Something for everyone at the Houston Co. Fair
Tuesday, August 06, 2013 8:50 AM
Whether it's a visit by the Timberworks Lumberjack Show, a school-age art program or appearances by Brodini the Magician, there are plenty new events to take in as well as the return of some favorites at this year's Houston County Fair in Caledonia.
Officially opening on Wednesday, Aug. 14, the fairgrounds will actually play host to an "early-bird" event the previous evening when (non-livestock) 4-H Entry Day projects will be on display for some live judging.
At 9 a.m. on Wednesday, the five-day event hits the ground running. Here are just a few of the activities that spectators can take in, since a complete list would fill several pages.
Wednesday is "Food Shelf Day," fair board secretary Emily Johnson reported. Parking and grandstand entrance charges will be a cash or food donation to that worthy cause.
There will be 4-H demonstrations, and the return of a "Skid Steer Rodeo" in the grandstand. The talent show will also occur on day one with the coronation of the Fair Queen and royalty during intermission at that event.
Senior Day is Thursday. The ever-popular Granny Band will be on hand while an array of shows and contests take place all over the fairgrounds.
State-level high school competitors will be honored at the entertainment tent at 6:30 p.m., and at 7 p.m., the grandstand will feature a first, as Timberworks Lumberjacks show off their skills at logrolling, axe-throwing, speed climbing, "hot saw" modified chain saw action and more.
The Cock-A-Doodle petting zoo will also be open and Brodini will amaze spectators in the arts tent with two shows (12 noon and 3 p.m.). Both will be on hand for the remainder of the fair.
Other events include the Red Hatters Contest and a variety of cooking competitions, including several types of cookies and sweet breads.
On Friday, Kids Day will feature "fun stations" where for the young set can try interesting things. Games and prizes will take place in the entertainment tent, too.
A few of the special activities include "secret identity" masks, cave drawings, magical sketch art, design-a-bag, kaleidoscopes, woven bracelets and face painting.
Other events include the Ag Olympics at 11:30 a.m. while Brodini appears at 1:15 and 3:30 p.m. The midway is always popular with kids, and this year, the Royal West Amusements Carnival will feature rides, tests of skill and much more.
In the grandstand, the demo derby returns by popular demand, including two new classes (mini-vans and small pickups) on Friday evening. The action begins at 7 p.m.
Saturday is Family Day. A market livestock auction will begin at 9 a.m. in the show pavilion. Events include everything from a "Diaper Derby" in the entertainment tent to a barn quilt auction and hotdish and apple pie contests.
The arts tent will feature a three-legged race, a spoon/egg race and a balloon contest. Pint Size Polkas return at 12 noon while Texas Hold 'em is convening in the entertainment tent.
At 6 p.m., the earth will shake to the roar of modified tractor pulls, always a fair favorite.

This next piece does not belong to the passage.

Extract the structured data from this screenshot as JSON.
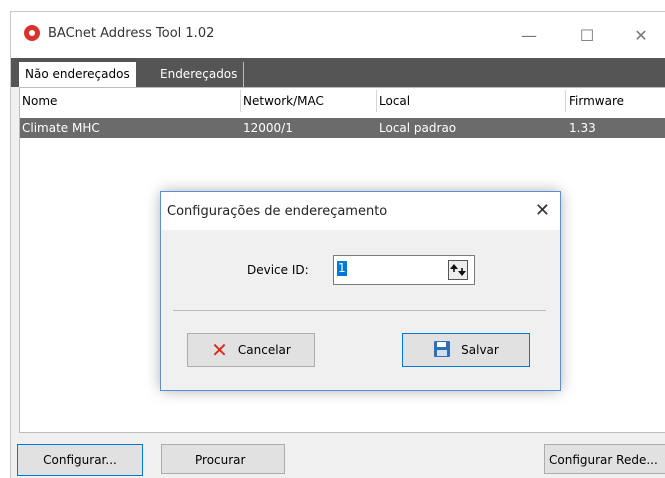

Disability Day is Sunday, Aug. 18. Special food contests, beanbag tournament, lawn darts and more activities are scheduled. There will be an awards program and dog demonstration at Krech Arena at 2:30 p.m.
Other events include the Open Class Horse show, Kiddie Tractor Pull, 4-H Drill Team, Dress Your Animal contest and a Hula Hoop contest.
The field class tractor pull begins at noon with local farmers bringing in their working rides to see who will win bragging rights for owning the most powerful machine.
Throughout the fair, musical guests will also include Pint Size Polkas, Brat Pack Radio, Maiden Dixie and the Rod Cerar Orchestra.
Johnson said that the Houston County Ag Society, which is also known as the "Fair Board" includes 21 members and five associates - all volunteers. Putting on a visitor-friendly fair with a wide variety of activities occurring simultaneously is a year-round job, she added.
Board members attend fairs throughout the region, checking out possible additions to future events.
Each January, several members attend a Twin Cities convention (put on by the Minnesota Federation of County Fairs), which features presentations by prospective acts.
There are also many volunteers who are not on the fair board in any capacity. "There's a lot of behind-the-scenes people helping out that we're very grateful for," she noted.
"I've gone to a lot of fairs in the last few years, and you kind of take for granted what you have until you see what other people have. Our fair is one of the best."
"It is a free fair. You pay for your parking if you choose to use the fair lot, but we offer rides with golf carts from there to anywhere on the grounds for those who might have trouble getting around," Johnson said. The fair is visitor-friendly.
"I think our fair is really special."